— EXERCISE PROMPT —
In the copy, every record below must appear exactly as given, and no picture may appear.

— SOURCE RECORDS —
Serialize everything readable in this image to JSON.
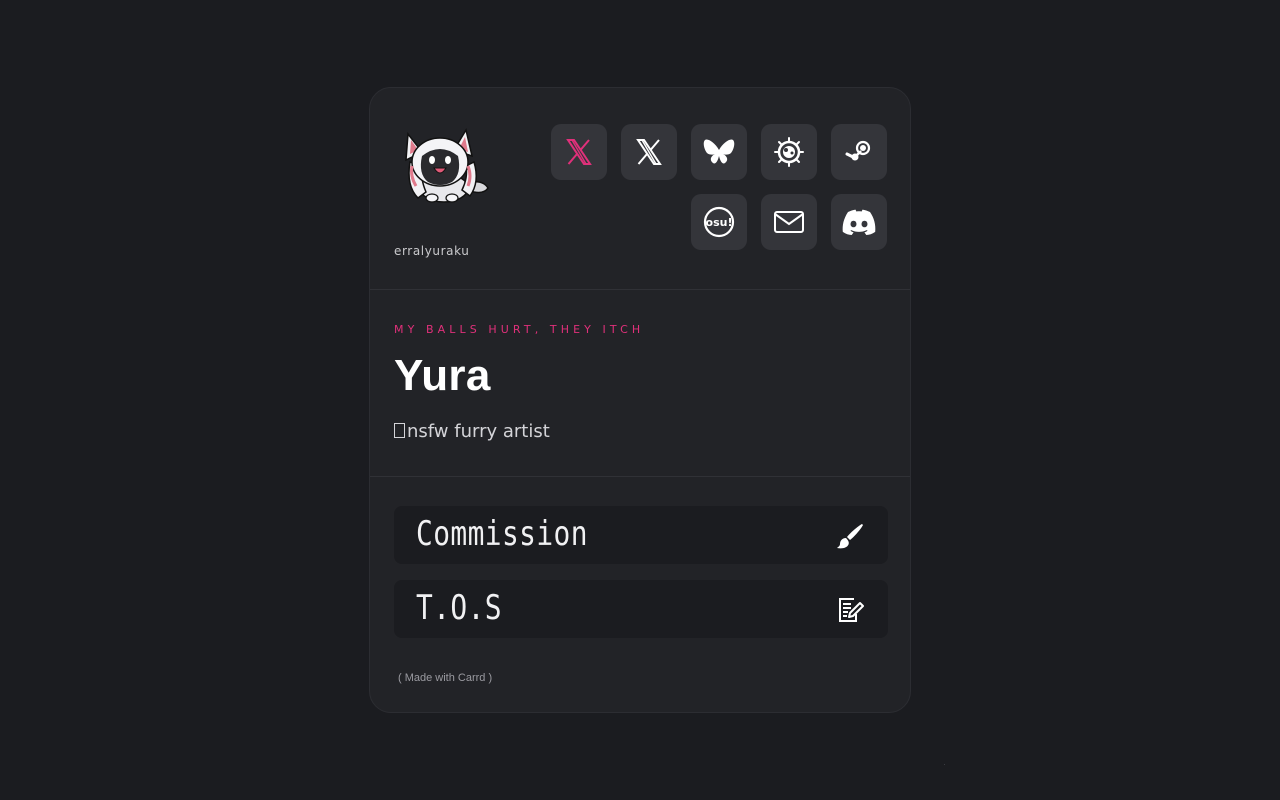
{
  "profile": {
    "username": "erralyuraku",
    "tagline": "MY BALLS HURT, THEY ITCH",
    "name": "Yura",
    "bio": "nsfw furry artist"
  },
  "social_icons": [
    {
      "name": "x-icon-pink",
      "color": "#e0307a"
    },
    {
      "name": "x-icon",
      "color": "#ffffff"
    },
    {
      "name": "bluesky-icon",
      "color": "#ffffff"
    },
    {
      "name": "splat-icon",
      "color": "#ffffff"
    },
    {
      "name": "steam-icon",
      "color": "#ffffff"
    },
    {
      "name": "osu-icon",
      "color": "#ffffff",
      "text": "osu!"
    },
    {
      "name": "mail-icon",
      "color": "#ffffff"
    },
    {
      "name": "discord-icon",
      "color": "#ffffff"
    }
  ],
  "links": [
    {
      "label": "Commission",
      "icon": "paintbrush-icon"
    },
    {
      "label": "T.O.S",
      "icon": "document-edit-icon"
    }
  ],
  "footer": {
    "text": "( Made with Carrd )"
  },
  "colors": {
    "background": "#1b1c20",
    "card": "#222327",
    "accent": "#e0307a",
    "icon_button": "#34353a"
  }
}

— SOLUTION —
Serialize everything readable in this image to JSON.
{
  "profile": {
    "username": "erralyuraku",
    "tagline": "MY BALLS HURT, THEY ITCH",
    "name": "Yura",
    "bio": "nsfw furry artist"
  },
  "social_icons": [
    {
      "name": "x-icon-pink",
      "color": "#e0307a"
    },
    {
      "name": "x-icon",
      "color": "#ffffff"
    },
    {
      "name": "bluesky-icon",
      "color": "#ffffff"
    },
    {
      "name": "splat-icon",
      "color": "#ffffff"
    },
    {
      "name": "steam-icon",
      "color": "#ffffff"
    },
    {
      "name": "osu-icon",
      "color": "#ffffff",
      "text": "osu!"
    },
    {
      "name": "mail-icon",
      "color": "#ffffff"
    },
    {
      "name": "discord-icon",
      "color": "#ffffff"
    }
  ],
  "links": [
    {
      "label": "Commission",
      "icon": "paintbrush-icon"
    },
    {
      "label": "T.O.S",
      "icon": "document-edit-icon"
    }
  ],
  "footer": {
    "text": "( Made with Carrd )"
  },
  "colors": {
    "background": "#1b1c20",
    "card": "#222327",
    "accent": "#e0307a",
    "icon_button": "#34353a"
  }
}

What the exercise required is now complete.